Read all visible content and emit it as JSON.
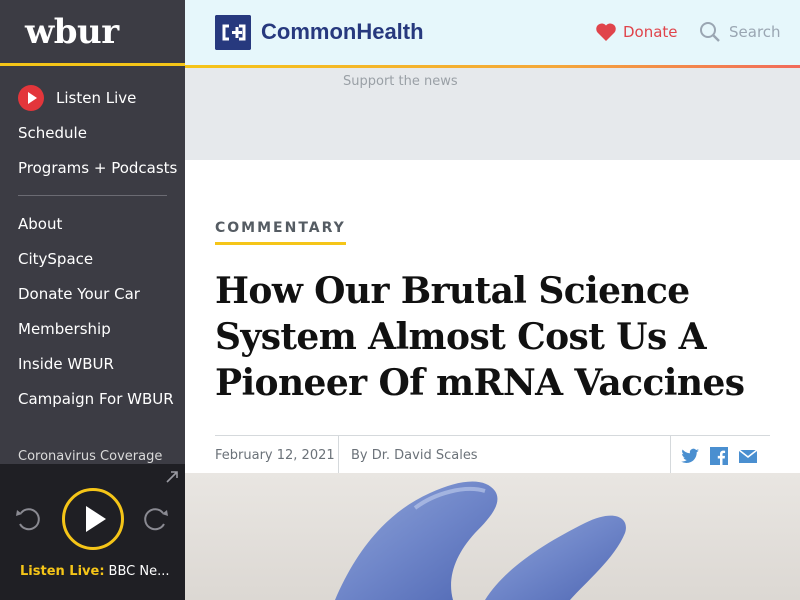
{
  "sidebar": {
    "logo": "wbur",
    "listen_live": "Listen Live",
    "items_primary": [
      "Schedule",
      "Programs + Podcasts"
    ],
    "items_secondary": [
      "About",
      "CitySpace",
      "Donate Your Car",
      "Membership",
      "Inside WBUR",
      "Campaign For WBUR"
    ],
    "coverage": "Coronavirus Coverage"
  },
  "player": {
    "live_label": "Listen Live:",
    "station": "BBC Ne..."
  },
  "header": {
    "brand": "CommonHealth",
    "donate": "Donate",
    "search": "Search"
  },
  "ad": {
    "label": "Support the news"
  },
  "article": {
    "category": "COMMENTARY",
    "headline": "How Our Brutal Science System Almost Cost Us A Pioneer Of mRNA Vaccines",
    "date": "February 12, 2021",
    "byline": "By Dr. David Scales"
  },
  "icons": {
    "donate": "heart-icon",
    "search": "search-icon",
    "twitter": "twitter-icon",
    "facebook": "facebook-icon",
    "email": "email-icon"
  },
  "colors": {
    "sidebar": "#3c3c44",
    "accent_yellow": "#f5c518",
    "brand_navy": "#27397e",
    "donate_red": "#e0444b",
    "share_blue": "#4a8fd0"
  }
}
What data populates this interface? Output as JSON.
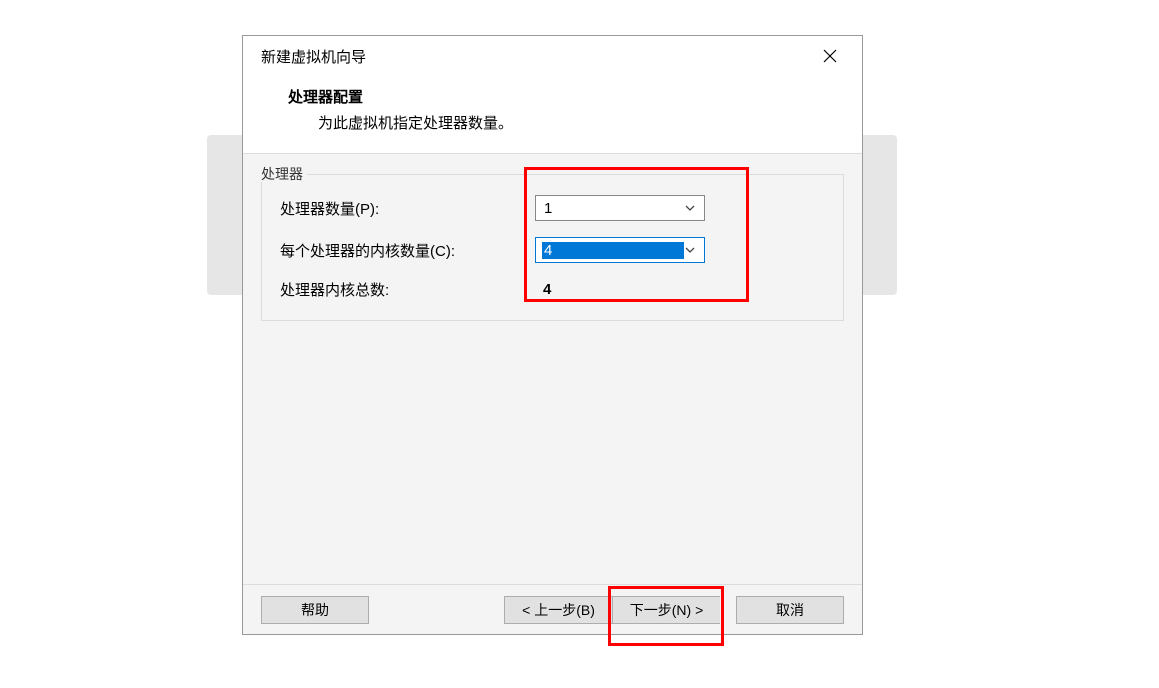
{
  "dialog": {
    "title": "新建虚拟机向导",
    "header_title": "处理器配置",
    "header_subtitle": "为此虚拟机指定处理器数量。"
  },
  "fieldset": {
    "legend": "处理器",
    "rows": {
      "processor_count": {
        "label": "处理器数量(P):",
        "value": "1"
      },
      "cores_per_processor": {
        "label": "每个处理器的内核数量(C):",
        "value": "4"
      },
      "total_cores": {
        "label": "处理器内核总数:",
        "value": "4"
      }
    }
  },
  "buttons": {
    "help": "帮助",
    "back": "< 上一步(B)",
    "next": "下一步(N) >",
    "cancel": "取消"
  }
}
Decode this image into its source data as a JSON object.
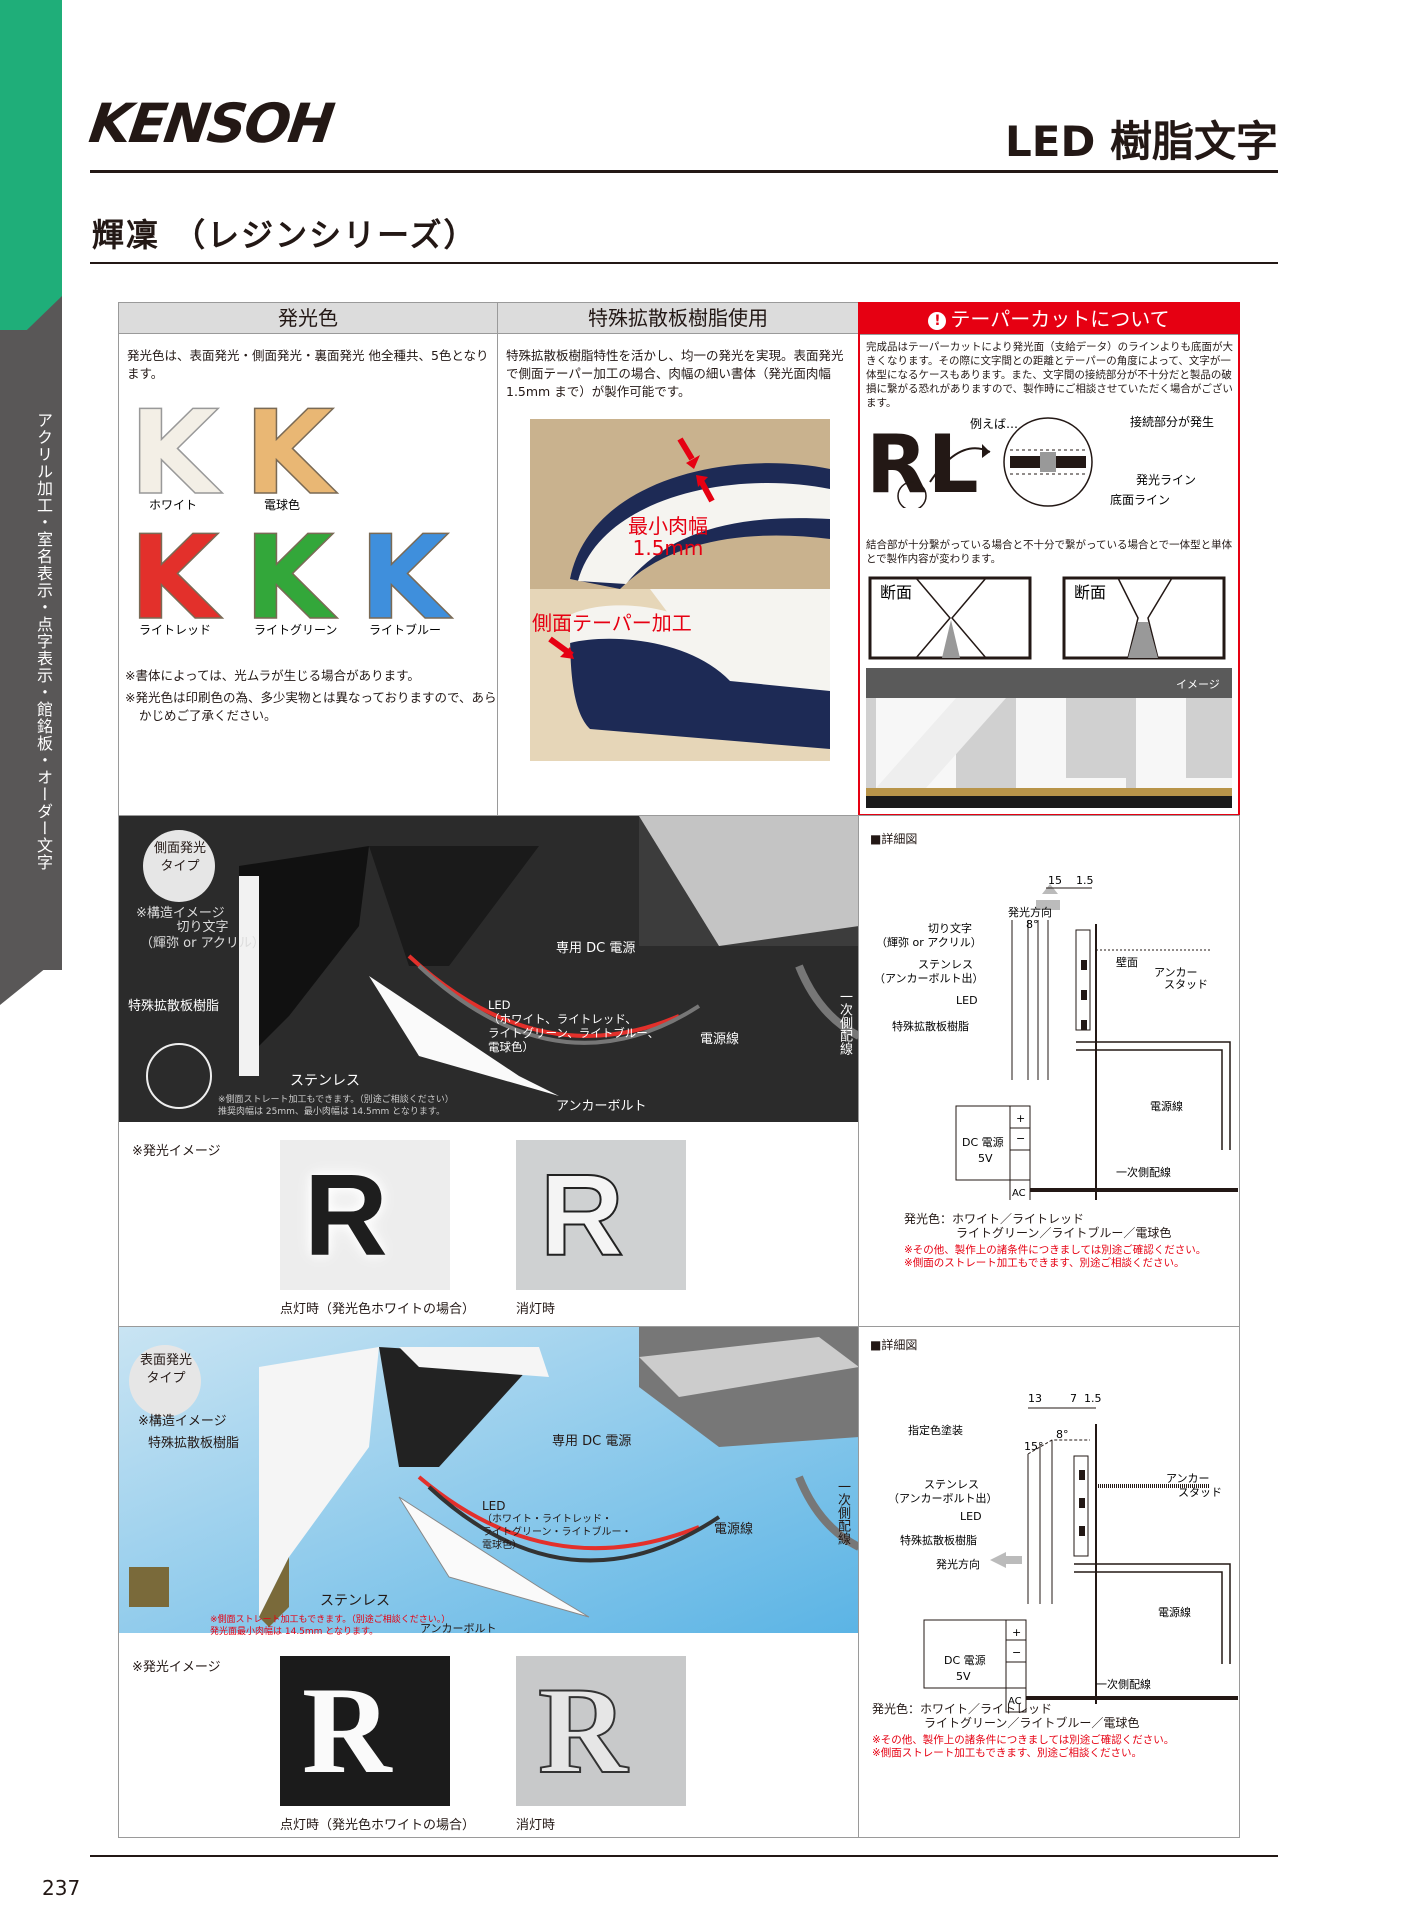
{
  "brand": "KENSOH",
  "doc_title": "LED 樹脂文字",
  "series_title": "輝凜 （レジンシリーズ）",
  "side_label": "アクリル加工・室名表示・点字表示・館銘板・オーダー文字",
  "page_number": "237",
  "color_section": {
    "header": "発光色",
    "desc": "発光色は、表面発光・側面発光・裏面発光 他全種共、5色となります。",
    "swatches": [
      {
        "label": "ホワイト",
        "color": "#f3efe6"
      },
      {
        "label": "電球色",
        "color": "#e9b774"
      },
      {
        "label": "ライトレッド",
        "color": "#e3302b"
      },
      {
        "label": "ライトグリーン",
        "color": "#33a73a"
      },
      {
        "label": "ライトブルー",
        "color": "#3f8fdc"
      }
    ],
    "letter": "K",
    "notes": [
      "※書体によっては、光ムラが生じる場合があります。",
      "※発光色は印刷色の為、多少実物とは異なっておりますので、あらかじめご了承ください。"
    ]
  },
  "diffuser_section": {
    "header": "特殊拡散板樹脂使用",
    "desc": "特殊拡散板樹脂特性を活かし、均一の発光を実現。表面発光で側面テーパー加工の場合、肉幅の細い書体（発光面肉幅 1.5mm まで）が製作可能です。",
    "min_width_label": "最小肉幅",
    "min_width_value": "1.5mm",
    "taper_label": "側面テーパー加工"
  },
  "taper_section": {
    "header": "テーパーカットについて",
    "desc": "完成品はテーパーカットにより発光面（支給データ）のラインよりも底面が大きくなります。その際に文字間との距離とテーパーの角度によって、文字が一体型になるケースもあります。また、文字間の接続部分が不十分だと製品の破損に繋がる恐れがありますので、製作時にご相談させていただく場合がございます。",
    "example": "例えば…",
    "sample": "RL",
    "joint": "接続部分が発生",
    "emit_line": "発光ライン",
    "bottom_line": "底面ライン",
    "joint_note": "結合部が十分繋がっている場合と不十分で繋がっている場合とで一体型と単体とで製作内容が変わります。",
    "section_label": "断面",
    "image_label": "イメージ"
  },
  "side_type": {
    "badge": [
      "側面発光",
      "タイプ"
    ],
    "structure": "※構造イメージ",
    "cut_letter": [
      "切り文字",
      "（輝弥 or アクリル）"
    ],
    "diffuser": "特殊拡散板樹脂",
    "dc": "専用 DC 電源",
    "led": [
      "LED",
      "（ホワイト、ライトレッド、",
      "ライトグリーン、ライトブルー、",
      "電球色）"
    ],
    "wire": "電源線",
    "primary": "一次側配線",
    "stainless": "ステンレス",
    "anchor": "アンカーボルト",
    "straight_note": [
      "※側面ストレート加工もできます。（別途ご相談ください）",
      "推奨肉幅は 25mm、最小肉幅は 14.5mm となります。"
    ],
    "glow_title": "※発光イメージ",
    "glow_letter": "R",
    "lit": "点灯時（発光色ホワイトの場合）",
    "off": "消灯時",
    "detail": {
      "title": "■詳細図",
      "dims": [
        "15",
        "1.5"
      ],
      "direction": "発光方向",
      "angle": "8°",
      "cut_letter": [
        "切り文字",
        "（輝弥 or アクリル）"
      ],
      "stainless": [
        "ステンレス",
        "（アンカーボルト出）"
      ],
      "led": "LED",
      "diffuser": "特殊拡散板樹脂",
      "wall": "壁面",
      "anchor": [
        "アンカー",
        "スタッド"
      ],
      "wire": "電源線",
      "dc": [
        "DC 電源",
        "5V"
      ],
      "plus": "+",
      "minus": "−",
      "ac": "AC",
      "primary": "一次側配線",
      "colors": [
        "発光色：ホワイト／ライトレッド",
        "ライトグリーン／ライトブルー／電球色"
      ],
      "notes": [
        "※その他、製作上の諸条件につきましては別途ご確認ください。",
        "※側面のストレート加工もできます、別途ご相談ください。"
      ]
    }
  },
  "face_type": {
    "badge": [
      "表面発光",
      "タイプ"
    ],
    "structure": "※構造イメージ",
    "diffuser": "特殊拡散板樹脂",
    "dc": "専用 DC 電源",
    "led": [
      "LED",
      "（ホワイト・ライトレッド・",
      "ライトグリーン・ライトブルー・",
      "電球色）"
    ],
    "wire": "電源線",
    "primary": "一次側配線",
    "stainless": "ステンレス",
    "anchor": "アンカーボルト",
    "straight_note": [
      "※側面ストレート加工もできます。（別途ご相談ください。）",
      "発光面最小肉幅は 14.5mm となります。"
    ],
    "glow_title": "※発光イメージ",
    "glow_letter": "R",
    "lit": "点灯時（発光色ホワイトの場合）",
    "off": "消灯時",
    "detail": {
      "title": "■詳細図",
      "dims": [
        "13",
        "7",
        "1.5"
      ],
      "paint": "指定色塗装",
      "angles": [
        "15°",
        "8°"
      ],
      "stainless": [
        "ステンレス",
        "（アンカーボルト出）"
      ],
      "led": "LED",
      "diffuser": "特殊拡散板樹脂",
      "direction": "発光方向",
      "anchor": [
        "アンカー",
        "スタッド"
      ],
      "wire": "電源線",
      "dc": [
        "DC 電源",
        "5V"
      ],
      "plus": "+",
      "minus": "−",
      "ac": "AC",
      "primary": "一次側配線",
      "colors": [
        "発光色：ホワイト／ライトレッド",
        "ライトグリーン／ライトブルー／電球色"
      ],
      "notes": [
        "※その他、製作上の諸条件につきましては別途ご確認ください。",
        "※側面ストレート加工もできます、別途ご相談ください。"
      ]
    }
  }
}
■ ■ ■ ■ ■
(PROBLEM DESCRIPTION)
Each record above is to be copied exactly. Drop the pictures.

(SOLUTION)
Read all visible content and emit it as JSON.
{
  "sidebar": {
    "logo": "wbur",
    "listen_live": "Listen Live",
    "items_primary": [
      "Schedule",
      "Programs + Podcasts"
    ],
    "items_secondary": [
      "About",
      "CitySpace",
      "Donate Your Car",
      "Membership",
      "Inside WBUR",
      "Campaign For WBUR"
    ],
    "coverage": "Coronavirus Coverage"
  },
  "player": {
    "live_label": "Listen Live:",
    "station": "BBC Ne..."
  },
  "header": {
    "brand": "CommonHealth",
    "donate": "Donate",
    "search": "Search"
  },
  "ad": {
    "label": "Support the news"
  },
  "article": {
    "category": "COMMENTARY",
    "headline": "How Our Brutal Science System Almost Cost Us A Pioneer Of mRNA Vaccines",
    "date": "February 12, 2021",
    "byline": "By Dr. David Scales"
  },
  "icons": {
    "donate": "heart-icon",
    "search": "search-icon",
    "twitter": "twitter-icon",
    "facebook": "facebook-icon",
    "email": "email-icon"
  },
  "colors": {
    "sidebar": "#3c3c44",
    "accent_yellow": "#f5c518",
    "brand_navy": "#27397e",
    "donate_red": "#e0444b",
    "share_blue": "#4a8fd0"
  }
}
What data populates this interface? Output as JSON.
{
  "dialog": {
    "title": "新建虚拟机向导",
    "header_title": "处理器配置",
    "header_subtitle": "为此虚拟机指定处理器数量。"
  },
  "fieldset": {
    "legend": "处理器",
    "rows": {
      "processor_count": {
        "label": "处理器数量(P):",
        "value": "1"
      },
      "cores_per_processor": {
        "label": "每个处理器的内核数量(C):",
        "value": "4"
      },
      "total_cores": {
        "label": "处理器内核总数:",
        "value": "4"
      }
    }
  },
  "buttons": {
    "help": "帮助",
    "back": "< 上一步(B)",
    "next": "下一步(N) >",
    "cancel": "取消"
  }
}
Decode this image into its source data as a JSON object.
{
  "brand": "KENSOH",
  "doc_title": "LED 樹脂文字",
  "series_title": "輝凜 （レジンシリーズ）",
  "side_label": "アクリル加工・室名表示・点字表示・館銘板・オーダー文字",
  "page_number": "237",
  "color_section": {
    "header": "発光色",
    "desc": "発光色は、表面発光・側面発光・裏面発光 他全種共、5色となります。",
    "swatches": [
      {
        "label": "ホワイト",
        "color": "#f3efe6"
      },
      {
        "label": "電球色",
        "color": "#e9b774"
      },
      {
        "label": "ライトレッド",
        "color": "#e3302b"
      },
      {
        "label": "ライトグリーン",
        "color": "#33a73a"
      },
      {
        "label": "ライトブルー",
        "color": "#3f8fdc"
      }
    ],
    "letter": "K",
    "notes": [
      "※書体によっては、光ムラが生じる場合があります。",
      "※発光色は印刷色の為、多少実物とは異なっておりますので、あらかじめご了承ください。"
    ]
  },
  "diffuser_section": {
    "header": "特殊拡散板樹脂使用",
    "desc": "特殊拡散板樹脂特性を活かし、均一の発光を実現。表面発光で側面テーパー加工の場合、肉幅の細い書体（発光面肉幅 1.5mm まで）が製作可能です。",
    "min_width_label": "最小肉幅",
    "min_width_value": "1.5mm",
    "taper_label": "側面テーパー加工"
  },
  "taper_section": {
    "header": "テーパーカットについて",
    "desc": "完成品はテーパーカットにより発光面（支給データ）のラインよりも底面が大きくなります。その際に文字間との距離とテーパーの角度によって、文字が一体型になるケースもあります。また、文字間の接続部分が不十分だと製品の破損に繋がる恐れがありますので、製作時にご相談させていただく場合がございます。",
    "example": "例えば…",
    "sample": "RL",
    "joint": "接続部分が発生",
    "emit_line": "発光ライン",
    "bottom_line": "底面ライン",
    "joint_note": "結合部が十分繋がっている場合と不十分で繋がっている場合とで一体型と単体とで製作内容が変わります。",
    "section_label": "断面",
    "image_label": "イメージ"
  },
  "side_type": {
    "badge": [
      "側面発光",
      "タイプ"
    ],
    "structure": "※構造イメージ",
    "cut_letter": [
      "切り文字",
      "（輝弥 or アクリル）"
    ],
    "diffuser": "特殊拡散板樹脂",
    "dc": "専用 DC 電源",
    "led": [
      "LED",
      "（ホワイト、ライトレッド、",
      "ライトグリーン、ライトブルー、",
      "電球色）"
    ],
    "wire": "電源線",
    "primary": "一次側配線",
    "stainless": "ステンレス",
    "anchor": "アンカーボルト",
    "straight_note": [
      "※側面ストレート加工もできます。（別途ご相談ください）",
      "推奨肉幅は 25mm、最小肉幅は 14.5mm となります。"
    ],
    "glow_title": "※発光イメージ",
    "glow_letter": "R",
    "lit": "点灯時（発光色ホワイトの場合）",
    "off": "消灯時",
    "detail": {
      "title": "■詳細図",
      "dims": [
        "15",
        "1.5"
      ],
      "direction": "発光方向",
      "angle": "8°",
      "cut_letter": [
        "切り文字",
        "（輝弥 or アクリル）"
      ],
      "stainless": [
        "ステンレス",
        "（アンカーボルト出）"
      ],
      "led": "LED",
      "diffuser": "特殊拡散板樹脂",
      "wall": "壁面",
      "anchor": [
        "アンカー",
        "スタッド"
      ],
      "wire": "電源線",
      "dc": [
        "DC 電源",
        "5V"
      ],
      "plus": "+",
      "minus": "−",
      "ac": "AC",
      "primary": "一次側配線",
      "colors": [
        "発光色：ホワイト／ライトレッド",
        "ライトグリーン／ライトブルー／電球色"
      ],
      "notes": [
        "※その他、製作上の諸条件につきましては別途ご確認ください。",
        "※側面のストレート加工もできます、別途ご相談ください。"
      ]
    }
  },
  "face_type": {
    "badge": [
      "表面発光",
      "タイプ"
    ],
    "structure": "※構造イメージ",
    "diffuser": "特殊拡散板樹脂",
    "dc": "専用 DC 電源",
    "led": [
      "LED",
      "（ホワイト・ライトレッド・",
      "ライトグリーン・ライトブルー・",
      "電球色）"
    ],
    "wire": "電源線",
    "primary": "一次側配線",
    "stainless": "ステンレス",
    "anchor": "アンカーボルト",
    "straight_note": [
      "※側面ストレート加工もできます。（別途ご相談ください。）",
      "発光面最小肉幅は 14.5mm となります。"
    ],
    "glow_title": "※発光イメージ",
    "glow_letter": "R",
    "lit": "点灯時（発光色ホワイトの場合）",
    "off": "消灯時",
    "detail": {
      "title": "■詳細図",
      "dims": [
        "13",
        "7",
        "1.5"
      ],
      "paint": "指定色塗装",
      "angles": [
        "15°",
        "8°"
      ],
      "stainless": [
        "ステンレス",
        "（アンカーボルト出）"
      ],
      "led": "LED",
      "diffuser": "特殊拡散板樹脂",
      "direction": "発光方向",
      "anchor": [
        "アンカー",
        "スタッド"
      ],
      "wire": "電源線",
      "dc": [
        "DC 電源",
        "5V"
      ],
      "plus": "+",
      "minus": "−",
      "ac": "AC",
      "primary": "一次側配線",
      "colors": [
        "発光色：ホワイト／ライトレッド",
        "ライトグリーン／ライトブルー／電球色"
      ],
      "notes": [
        "※その他、製作上の諸条件につきましては別途ご確認ください。",
        "※側面ストレート加工もできます、別途ご相談ください。"
      ]
    }
  }
}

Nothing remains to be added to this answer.